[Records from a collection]
+++
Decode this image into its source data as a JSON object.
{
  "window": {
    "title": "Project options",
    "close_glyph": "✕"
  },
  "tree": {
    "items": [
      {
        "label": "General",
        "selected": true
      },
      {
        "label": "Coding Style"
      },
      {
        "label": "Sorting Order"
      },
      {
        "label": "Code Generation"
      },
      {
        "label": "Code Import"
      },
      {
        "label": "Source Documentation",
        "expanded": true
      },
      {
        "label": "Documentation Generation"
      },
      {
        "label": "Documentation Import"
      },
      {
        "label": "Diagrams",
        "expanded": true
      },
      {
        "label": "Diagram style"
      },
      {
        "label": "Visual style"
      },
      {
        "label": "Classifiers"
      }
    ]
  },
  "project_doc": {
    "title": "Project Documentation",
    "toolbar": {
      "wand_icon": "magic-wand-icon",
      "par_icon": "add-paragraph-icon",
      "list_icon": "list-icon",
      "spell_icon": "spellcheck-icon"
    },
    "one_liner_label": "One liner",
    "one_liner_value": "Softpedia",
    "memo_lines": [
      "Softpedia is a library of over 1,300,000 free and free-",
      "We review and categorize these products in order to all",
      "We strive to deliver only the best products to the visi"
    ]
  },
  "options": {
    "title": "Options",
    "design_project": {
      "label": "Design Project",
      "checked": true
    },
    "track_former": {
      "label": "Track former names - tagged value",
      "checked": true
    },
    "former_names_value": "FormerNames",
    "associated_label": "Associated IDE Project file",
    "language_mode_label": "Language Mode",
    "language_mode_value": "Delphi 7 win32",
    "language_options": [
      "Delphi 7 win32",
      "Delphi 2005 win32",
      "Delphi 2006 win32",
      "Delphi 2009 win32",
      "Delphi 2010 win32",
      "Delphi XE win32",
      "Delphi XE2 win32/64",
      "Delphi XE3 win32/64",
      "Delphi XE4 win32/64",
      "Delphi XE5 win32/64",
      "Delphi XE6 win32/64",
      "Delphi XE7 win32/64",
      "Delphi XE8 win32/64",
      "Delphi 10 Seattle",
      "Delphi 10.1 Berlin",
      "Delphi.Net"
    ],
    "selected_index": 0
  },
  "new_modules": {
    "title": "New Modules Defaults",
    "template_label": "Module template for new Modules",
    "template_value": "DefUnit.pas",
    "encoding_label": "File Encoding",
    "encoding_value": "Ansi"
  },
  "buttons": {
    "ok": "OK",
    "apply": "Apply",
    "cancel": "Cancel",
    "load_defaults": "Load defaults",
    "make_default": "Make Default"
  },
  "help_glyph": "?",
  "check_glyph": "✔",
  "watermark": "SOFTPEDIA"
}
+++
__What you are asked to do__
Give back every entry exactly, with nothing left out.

__Answer to this task__
Decode this image into its source data as a JSON object.
{
  "window": {
    "title": "Project options",
    "close_glyph": "✕"
  },
  "tree": {
    "items": [
      {
        "label": "General",
        "selected": true
      },
      {
        "label": "Coding Style"
      },
      {
        "label": "Sorting Order"
      },
      {
        "label": "Code Generation"
      },
      {
        "label": "Code Import"
      },
      {
        "label": "Source Documentation",
        "expanded": true
      },
      {
        "label": "Documentation Generation"
      },
      {
        "label": "Documentation Import"
      },
      {
        "label": "Diagrams",
        "expanded": true
      },
      {
        "label": "Diagram style"
      },
      {
        "label": "Visual style"
      },
      {
        "label": "Classifiers"
      }
    ]
  },
  "project_doc": {
    "title": "Project Documentation",
    "toolbar": {
      "wand_icon": "magic-wand-icon",
      "par_icon": "add-paragraph-icon",
      "list_icon": "list-icon",
      "spell_icon": "spellcheck-icon"
    },
    "one_liner_label": "One liner",
    "one_liner_value": "Softpedia",
    "memo_lines": [
      "Softpedia is a library of over 1,300,000 free and free-",
      "We review and categorize these products in order to all",
      "We strive to deliver only the best products to the visi"
    ]
  },
  "options": {
    "title": "Options",
    "design_project": {
      "label": "Design Project",
      "checked": true
    },
    "track_former": {
      "label": "Track former names - tagged value",
      "checked": true
    },
    "former_names_value": "FormerNames",
    "associated_label": "Associated IDE Project file",
    "language_mode_label": "Language Mode",
    "language_mode_value": "Delphi 7 win32",
    "language_options": [
      "Delphi 7 win32",
      "Delphi 2005 win32",
      "Delphi 2006 win32",
      "Delphi 2009 win32",
      "Delphi 2010 win32",
      "Delphi XE win32",
      "Delphi XE2 win32/64",
      "Delphi XE3 win32/64",
      "Delphi XE4 win32/64",
      "Delphi XE5 win32/64",
      "Delphi XE6 win32/64",
      "Delphi XE7 win32/64",
      "Delphi XE8 win32/64",
      "Delphi 10 Seattle",
      "Delphi 10.1 Berlin",
      "Delphi.Net"
    ],
    "selected_index": 0
  },
  "new_modules": {
    "title": "New Modules Defaults",
    "template_label": "Module template for new Modules",
    "template_value": "DefUnit.pas",
    "encoding_label": "File Encoding",
    "encoding_value": "Ansi"
  },
  "buttons": {
    "ok": "OK",
    "apply": "Apply",
    "cancel": "Cancel",
    "load_defaults": "Load defaults",
    "make_default": "Make Default"
  },
  "help_glyph": "?",
  "check_glyph": "✔",
  "watermark": "SOFTPEDIA"
}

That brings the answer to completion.